Chandler will use a federal grant worth nearly a million dollars to offer firefighters cancer screenings, the latest step to improve workplace safety.

Firefighters can be exposed to hundreds of chemicals, including substances known or suspected to cause cancer. They can get on their skin, in their eyes or inhale them. In a recorded video, Chandler Assistant Fire Chief Keith Hargis said they’ll contact every firefighter to offer individualized screenings.

“Age plays a role as well as years of service and exposure to carcinogens that we get from the job. And all kinds of services will take place from oncology visits to imaging of the lungs and full body MRIs to blood tests that screen for dozens of cancer types,” he said.

Chandler will use a $963,400 grant from the Federal Emergency Management Agency and $96,340 in city funds for enhanced career prevention and diagnosis services from Vincere Cancer Center through May 2024.

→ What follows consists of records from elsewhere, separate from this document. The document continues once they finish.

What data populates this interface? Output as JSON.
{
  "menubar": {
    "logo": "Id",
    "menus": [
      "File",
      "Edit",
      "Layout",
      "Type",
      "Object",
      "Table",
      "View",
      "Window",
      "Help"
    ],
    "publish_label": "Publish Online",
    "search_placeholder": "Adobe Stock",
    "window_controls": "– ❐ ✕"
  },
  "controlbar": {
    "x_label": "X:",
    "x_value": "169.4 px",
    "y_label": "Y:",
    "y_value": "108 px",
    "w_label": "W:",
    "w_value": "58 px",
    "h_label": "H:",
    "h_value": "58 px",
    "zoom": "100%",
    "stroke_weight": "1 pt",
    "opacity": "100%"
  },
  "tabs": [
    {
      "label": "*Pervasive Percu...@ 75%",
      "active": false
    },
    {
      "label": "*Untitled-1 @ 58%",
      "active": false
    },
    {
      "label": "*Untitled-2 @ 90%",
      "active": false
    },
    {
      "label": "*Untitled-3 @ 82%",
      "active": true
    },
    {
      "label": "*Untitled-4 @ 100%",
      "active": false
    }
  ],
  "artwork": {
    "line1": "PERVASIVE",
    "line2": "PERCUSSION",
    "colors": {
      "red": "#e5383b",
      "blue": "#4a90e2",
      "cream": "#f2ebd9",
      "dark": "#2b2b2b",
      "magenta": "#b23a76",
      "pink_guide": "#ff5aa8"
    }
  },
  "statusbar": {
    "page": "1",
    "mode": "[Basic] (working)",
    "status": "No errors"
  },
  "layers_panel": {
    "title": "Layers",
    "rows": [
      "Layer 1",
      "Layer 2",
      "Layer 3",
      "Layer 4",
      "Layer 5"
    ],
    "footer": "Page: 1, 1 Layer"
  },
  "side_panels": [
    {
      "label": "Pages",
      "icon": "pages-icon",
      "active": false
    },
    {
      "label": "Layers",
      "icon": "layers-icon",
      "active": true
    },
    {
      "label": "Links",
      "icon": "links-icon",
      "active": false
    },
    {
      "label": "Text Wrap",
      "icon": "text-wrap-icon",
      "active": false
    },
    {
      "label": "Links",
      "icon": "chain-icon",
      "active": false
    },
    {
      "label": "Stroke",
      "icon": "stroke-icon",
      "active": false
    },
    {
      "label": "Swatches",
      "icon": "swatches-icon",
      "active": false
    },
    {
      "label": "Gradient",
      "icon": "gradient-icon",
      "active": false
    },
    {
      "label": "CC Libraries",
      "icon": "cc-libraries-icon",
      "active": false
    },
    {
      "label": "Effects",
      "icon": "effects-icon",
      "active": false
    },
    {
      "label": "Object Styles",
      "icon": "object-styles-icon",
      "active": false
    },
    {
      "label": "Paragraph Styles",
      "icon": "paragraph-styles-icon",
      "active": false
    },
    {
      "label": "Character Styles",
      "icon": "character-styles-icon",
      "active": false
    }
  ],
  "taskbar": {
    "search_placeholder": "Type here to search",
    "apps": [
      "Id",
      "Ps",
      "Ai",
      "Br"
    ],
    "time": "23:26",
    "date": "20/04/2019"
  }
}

To help limit exposure to carcinogens found in smoke and chemicals, each firefighter has an extra set of gear to allow for proper cleaning between calls. To avoid decontamination, their gear and boots are also kept out of living quarters to and transition rooms were created between the apparatus bay and living quarters to limit exposure to diesel fumes and hazardous substances. Hargis said Chandler also requires firefighters to keep wearing air packs even when a fire is extinguished.

As a senior field correspondent, Christina Estes focuses on stories that impact our economy, your wallet and public policy.